Component data from apps and pages ::
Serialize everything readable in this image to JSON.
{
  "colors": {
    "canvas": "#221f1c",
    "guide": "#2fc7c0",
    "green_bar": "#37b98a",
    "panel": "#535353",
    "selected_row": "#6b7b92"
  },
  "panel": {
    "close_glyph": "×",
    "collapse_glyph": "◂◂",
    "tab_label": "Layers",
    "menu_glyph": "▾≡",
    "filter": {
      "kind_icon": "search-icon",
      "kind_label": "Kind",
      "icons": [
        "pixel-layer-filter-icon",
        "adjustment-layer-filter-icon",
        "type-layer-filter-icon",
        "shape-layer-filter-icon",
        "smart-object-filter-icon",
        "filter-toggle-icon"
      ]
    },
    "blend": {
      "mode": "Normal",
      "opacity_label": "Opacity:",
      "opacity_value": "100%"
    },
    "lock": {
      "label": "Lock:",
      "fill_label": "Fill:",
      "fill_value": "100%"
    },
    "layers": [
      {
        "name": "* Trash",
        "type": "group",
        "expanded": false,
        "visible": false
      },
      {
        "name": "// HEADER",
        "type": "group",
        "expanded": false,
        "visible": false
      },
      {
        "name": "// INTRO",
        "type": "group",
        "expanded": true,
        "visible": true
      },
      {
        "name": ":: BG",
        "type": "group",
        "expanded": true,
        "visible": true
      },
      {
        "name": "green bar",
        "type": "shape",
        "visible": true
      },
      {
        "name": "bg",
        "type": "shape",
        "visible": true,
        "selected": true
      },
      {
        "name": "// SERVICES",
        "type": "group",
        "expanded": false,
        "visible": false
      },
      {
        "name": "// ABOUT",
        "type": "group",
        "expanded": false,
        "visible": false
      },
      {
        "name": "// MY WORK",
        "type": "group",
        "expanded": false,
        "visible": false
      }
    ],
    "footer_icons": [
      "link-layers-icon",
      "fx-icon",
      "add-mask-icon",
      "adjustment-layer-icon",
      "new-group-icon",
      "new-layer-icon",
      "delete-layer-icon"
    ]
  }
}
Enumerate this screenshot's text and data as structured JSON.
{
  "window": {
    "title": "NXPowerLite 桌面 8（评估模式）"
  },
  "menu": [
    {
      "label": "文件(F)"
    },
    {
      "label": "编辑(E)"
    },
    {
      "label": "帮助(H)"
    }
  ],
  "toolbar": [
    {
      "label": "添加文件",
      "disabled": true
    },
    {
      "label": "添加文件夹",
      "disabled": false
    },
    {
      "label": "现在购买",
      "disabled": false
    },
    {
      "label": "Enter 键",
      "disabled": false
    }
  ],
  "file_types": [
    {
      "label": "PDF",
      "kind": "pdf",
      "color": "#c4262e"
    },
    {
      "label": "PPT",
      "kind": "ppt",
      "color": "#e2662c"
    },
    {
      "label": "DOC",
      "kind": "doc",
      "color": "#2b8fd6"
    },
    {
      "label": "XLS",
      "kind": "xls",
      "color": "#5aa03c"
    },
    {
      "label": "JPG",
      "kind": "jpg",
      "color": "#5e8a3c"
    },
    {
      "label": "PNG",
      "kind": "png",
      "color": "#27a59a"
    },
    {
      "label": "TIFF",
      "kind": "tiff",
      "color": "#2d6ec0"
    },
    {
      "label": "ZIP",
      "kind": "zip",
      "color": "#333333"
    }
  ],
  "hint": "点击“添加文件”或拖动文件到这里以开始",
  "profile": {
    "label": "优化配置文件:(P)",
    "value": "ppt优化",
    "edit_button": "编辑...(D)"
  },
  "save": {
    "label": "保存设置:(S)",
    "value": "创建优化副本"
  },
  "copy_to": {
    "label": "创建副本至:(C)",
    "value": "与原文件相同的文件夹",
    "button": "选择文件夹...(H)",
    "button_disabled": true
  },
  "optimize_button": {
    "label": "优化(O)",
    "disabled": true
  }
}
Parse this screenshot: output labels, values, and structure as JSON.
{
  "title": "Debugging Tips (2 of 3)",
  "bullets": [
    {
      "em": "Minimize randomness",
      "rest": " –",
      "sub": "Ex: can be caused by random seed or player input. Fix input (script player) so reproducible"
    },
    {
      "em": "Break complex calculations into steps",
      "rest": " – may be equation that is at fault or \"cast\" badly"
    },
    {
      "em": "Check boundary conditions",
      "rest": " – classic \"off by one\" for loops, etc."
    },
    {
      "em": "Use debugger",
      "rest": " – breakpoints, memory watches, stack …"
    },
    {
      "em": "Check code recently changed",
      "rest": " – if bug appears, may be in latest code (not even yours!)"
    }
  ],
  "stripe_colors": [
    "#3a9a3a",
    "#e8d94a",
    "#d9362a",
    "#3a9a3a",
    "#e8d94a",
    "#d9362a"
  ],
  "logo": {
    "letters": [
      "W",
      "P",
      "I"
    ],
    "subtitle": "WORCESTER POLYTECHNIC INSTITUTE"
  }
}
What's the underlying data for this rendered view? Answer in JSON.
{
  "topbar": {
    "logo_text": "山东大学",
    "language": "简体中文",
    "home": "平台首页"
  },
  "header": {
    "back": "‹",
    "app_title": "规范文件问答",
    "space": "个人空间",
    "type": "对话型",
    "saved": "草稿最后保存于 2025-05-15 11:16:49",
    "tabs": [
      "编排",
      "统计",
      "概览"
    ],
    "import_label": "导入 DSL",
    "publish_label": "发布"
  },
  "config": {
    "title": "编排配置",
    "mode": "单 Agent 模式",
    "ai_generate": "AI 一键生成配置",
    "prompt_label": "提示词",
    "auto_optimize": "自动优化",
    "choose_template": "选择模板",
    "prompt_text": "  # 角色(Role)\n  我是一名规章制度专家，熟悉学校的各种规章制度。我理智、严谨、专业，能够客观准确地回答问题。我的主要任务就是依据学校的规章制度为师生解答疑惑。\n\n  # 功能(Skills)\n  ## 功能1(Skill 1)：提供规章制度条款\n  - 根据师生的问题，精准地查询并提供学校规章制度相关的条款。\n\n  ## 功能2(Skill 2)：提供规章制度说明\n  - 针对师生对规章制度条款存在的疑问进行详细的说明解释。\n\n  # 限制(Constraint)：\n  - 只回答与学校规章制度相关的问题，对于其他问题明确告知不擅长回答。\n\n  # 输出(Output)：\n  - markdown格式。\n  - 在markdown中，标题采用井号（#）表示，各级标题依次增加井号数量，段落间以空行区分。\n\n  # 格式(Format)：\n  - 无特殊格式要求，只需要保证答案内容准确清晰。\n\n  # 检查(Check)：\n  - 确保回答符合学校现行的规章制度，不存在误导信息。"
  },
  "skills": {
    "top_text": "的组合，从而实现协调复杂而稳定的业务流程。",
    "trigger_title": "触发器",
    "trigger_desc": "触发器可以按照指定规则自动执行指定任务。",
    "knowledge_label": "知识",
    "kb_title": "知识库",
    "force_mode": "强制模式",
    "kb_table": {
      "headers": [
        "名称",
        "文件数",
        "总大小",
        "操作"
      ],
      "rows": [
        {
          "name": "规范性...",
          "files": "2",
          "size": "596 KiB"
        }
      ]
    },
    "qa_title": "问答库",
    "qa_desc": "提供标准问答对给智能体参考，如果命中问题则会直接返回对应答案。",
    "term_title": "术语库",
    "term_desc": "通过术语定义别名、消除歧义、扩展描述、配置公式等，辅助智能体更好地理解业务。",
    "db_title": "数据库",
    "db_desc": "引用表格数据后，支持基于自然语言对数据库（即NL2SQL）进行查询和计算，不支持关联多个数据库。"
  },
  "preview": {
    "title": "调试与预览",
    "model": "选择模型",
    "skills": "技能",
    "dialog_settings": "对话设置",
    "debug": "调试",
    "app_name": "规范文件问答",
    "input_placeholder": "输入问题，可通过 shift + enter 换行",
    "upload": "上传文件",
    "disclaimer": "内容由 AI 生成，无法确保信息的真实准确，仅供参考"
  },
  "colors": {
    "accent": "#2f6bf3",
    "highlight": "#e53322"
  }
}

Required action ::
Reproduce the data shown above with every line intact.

Reply to the task ::
Serialize everything readable in this image to JSON.
{
  "colors": {
    "canvas": "#221f1c",
    "guide": "#2fc7c0",
    "green_bar": "#37b98a",
    "panel": "#535353",
    "selected_row": "#6b7b92"
  },
  "panel": {
    "close_glyph": "×",
    "collapse_glyph": "◂◂",
    "tab_label": "Layers",
    "menu_glyph": "▾≡",
    "filter": {
      "kind_icon": "search-icon",
      "kind_label": "Kind",
      "icons": [
        "pixel-layer-filter-icon",
        "adjustment-layer-filter-icon",
        "type-layer-filter-icon",
        "shape-layer-filter-icon",
        "smart-object-filter-icon",
        "filter-toggle-icon"
      ]
    },
    "blend": {
      "mode": "Normal",
      "opacity_label": "Opacity:",
      "opacity_value": "100%"
    },
    "lock": {
      "label": "Lock:",
      "fill_label": "Fill:",
      "fill_value": "100%"
    },
    "layers": [
      {
        "name": "* Trash",
        "type": "group",
        "expanded": false,
        "visible": false
      },
      {
        "name": "// HEADER",
        "type": "group",
        "expanded": false,
        "visible": false
      },
      {
        "name": "// INTRO",
        "type": "group",
        "expanded": true,
        "visible": true
      },
      {
        "name": ":: BG",
        "type": "group",
        "expanded": true,
        "visible": true
      },
      {
        "name": "green bar",
        "type": "shape",
        "visible": true
      },
      {
        "name": "bg",
        "type": "shape",
        "visible": true,
        "selected": true
      },
      {
        "name": "// SERVICES",
        "type": "group",
        "expanded": false,
        "visible": false
      },
      {
        "name": "// ABOUT",
        "type": "group",
        "expanded": false,
        "visible": false
      },
      {
        "name": "// MY WORK",
        "type": "group",
        "expanded": false,
        "visible": false
      }
    ],
    "footer_icons": [
      "link-layers-icon",
      "fx-icon",
      "add-mask-icon",
      "adjustment-layer-icon",
      "new-group-icon",
      "new-layer-icon",
      "delete-layer-icon"
    ]
  }
}
Enumerate this screenshot's text and data as structured JSON.
{
  "window": {
    "title": "NXPowerLite 桌面 8（评估模式）"
  },
  "menu": [
    {
      "label": "文件(F)"
    },
    {
      "label": "编辑(E)"
    },
    {
      "label": "帮助(H)"
    }
  ],
  "toolbar": [
    {
      "label": "添加文件",
      "disabled": true
    },
    {
      "label": "添加文件夹",
      "disabled": false
    },
    {
      "label": "现在购买",
      "disabled": false
    },
    {
      "label": "Enter 键",
      "disabled": false
    }
  ],
  "file_types": [
    {
      "label": "PDF",
      "kind": "pdf",
      "color": "#c4262e"
    },
    {
      "label": "PPT",
      "kind": "ppt",
      "color": "#e2662c"
    },
    {
      "label": "DOC",
      "kind": "doc",
      "color": "#2b8fd6"
    },
    {
      "label": "XLS",
      "kind": "xls",
      "color": "#5aa03c"
    },
    {
      "label": "JPG",
      "kind": "jpg",
      "color": "#5e8a3c"
    },
    {
      "label": "PNG",
      "kind": "png",
      "color": "#27a59a"
    },
    {
      "label": "TIFF",
      "kind": "tiff",
      "color": "#2d6ec0"
    },
    {
      "label": "ZIP",
      "kind": "zip",
      "color": "#333333"
    }
  ],
  "hint": "点击“添加文件”或拖动文件到这里以开始",
  "profile": {
    "label": "优化配置文件:(P)",
    "value": "ppt优化",
    "edit_button": "编辑...(D)"
  },
  "save": {
    "label": "保存设置:(S)",
    "value": "创建优化副本"
  },
  "copy_to": {
    "label": "创建副本至:(C)",
    "value": "与原文件相同的文件夹",
    "button": "选择文件夹...(H)",
    "button_disabled": true
  },
  "optimize_button": {
    "label": "优化(O)",
    "disabled": true
  }
}
Parse this screenshot: output labels, values, and structure as JSON.
{
  "title": "Debugging Tips (2 of 3)",
  "bullets": [
    {
      "em": "Minimize randomness",
      "rest": " –",
      "sub": "Ex: can be caused by random seed or player input. Fix input (script player) so reproducible"
    },
    {
      "em": "Break complex calculations into steps",
      "rest": " – may be equation that is at fault or \"cast\" badly"
    },
    {
      "em": "Check boundary conditions",
      "rest": " – classic \"off by one\" for loops, etc."
    },
    {
      "em": "Use debugger",
      "rest": " – breakpoints, memory watches, stack …"
    },
    {
      "em": "Check code recently changed",
      "rest": " – if bug appears, may be in latest code (not even yours!)"
    }
  ],
  "stripe_colors": [
    "#3a9a3a",
    "#e8d94a",
    "#d9362a",
    "#3a9a3a",
    "#e8d94a",
    "#d9362a"
  ],
  "logo": {
    "letters": [
      "W",
      "P",
      "I"
    ],
    "subtitle": "WORCESTER POLYTECHNIC INSTITUTE"
  }
}
What's the underlying data for this rendered view? Answer in JSON.
{
  "topbar": {
    "logo_text": "山东大学",
    "language": "简体中文",
    "home": "平台首页"
  },
  "header": {
    "back": "‹",
    "app_title": "规范文件问答",
    "space": "个人空间",
    "type": "对话型",
    "saved": "草稿最后保存于 2025-05-15 11:16:49",
    "tabs": [
      "编排",
      "统计",
      "概览"
    ],
    "import_label": "导入 DSL",
    "publish_label": "发布"
  },
  "config": {
    "title": "编排配置",
    "mode": "单 Agent 模式",
    "ai_generate": "AI 一键生成配置",
    "prompt_label": "提示词",
    "auto_optimize": "自动优化",
    "choose_template": "选择模板",
    "prompt_text": "  # 角色(Role)\n  我是一名规章制度专家，熟悉学校的各种规章制度。我理智、严谨、专业，能够客观准确地回答问题。我的主要任务就是依据学校的规章制度为师生解答疑惑。\n\n  # 功能(Skills)\n  ## 功能1(Skill 1)：提供规章制度条款\n  - 根据师生的问题，精准地查询并提供学校规章制度相关的条款。\n\n  ## 功能2(Skill 2)：提供规章制度说明\n  - 针对师生对规章制度条款存在的疑问进行详细的说明解释。\n\n  # 限制(Constraint)：\n  - 只回答与学校规章制度相关的问题，对于其他问题明确告知不擅长回答。\n\n  # 输出(Output)：\n  - markdown格式。\n  - 在markdown中，标题采用井号（#）表示，各级标题依次增加井号数量，段落间以空行区分。\n\n  # 格式(Format)：\n  - 无特殊格式要求，只需要保证答案内容准确清晰。\n\n  # 检查(Check)：\n  - 确保回答符合学校现行的规章制度，不存在误导信息。"
  },
  "skills": {
    "top_text": "的组合，从而实现协调复杂而稳定的业务流程。",
    "trigger_title": "触发器",
    "trigger_desc": "触发器可以按照指定规则自动执行指定任务。",
    "knowledge_label": "知识",
    "kb_title": "知识库",
    "force_mode": "强制模式",
    "kb_table": {
      "headers": [
        "名称",
        "文件数",
        "总大小",
        "操作"
      ],
      "rows": [
        {
          "name": "规范性...",
          "files": "2",
          "size": "596 KiB"
        }
      ]
    },
    "qa_title": "问答库",
    "qa_desc": "提供标准问答对给智能体参考，如果命中问题则会直接返回对应答案。",
    "term_title": "术语库",
    "term_desc": "通过术语定义别名、消除歧义、扩展描述、配置公式等，辅助智能体更好地理解业务。",
    "db_title": "数据库",
    "db_desc": "引用表格数据后，支持基于自然语言对数据库（即NL2SQL）进行查询和计算，不支持关联多个数据库。"
  },
  "preview": {
    "title": "调试与预览",
    "model": "选择模型",
    "skills": "技能",
    "dialog_settings": "对话设置",
    "debug": "调试",
    "app_name": "规范文件问答",
    "input_placeholder": "输入问题，可通过 shift + enter 换行",
    "upload": "上传文件",
    "disclaimer": "内容由 AI 生成，无法确保信息的真实准确，仅供参考"
  },
  "colors": {
    "accent": "#2f6bf3",
    "highlight": "#e53322"
  }
}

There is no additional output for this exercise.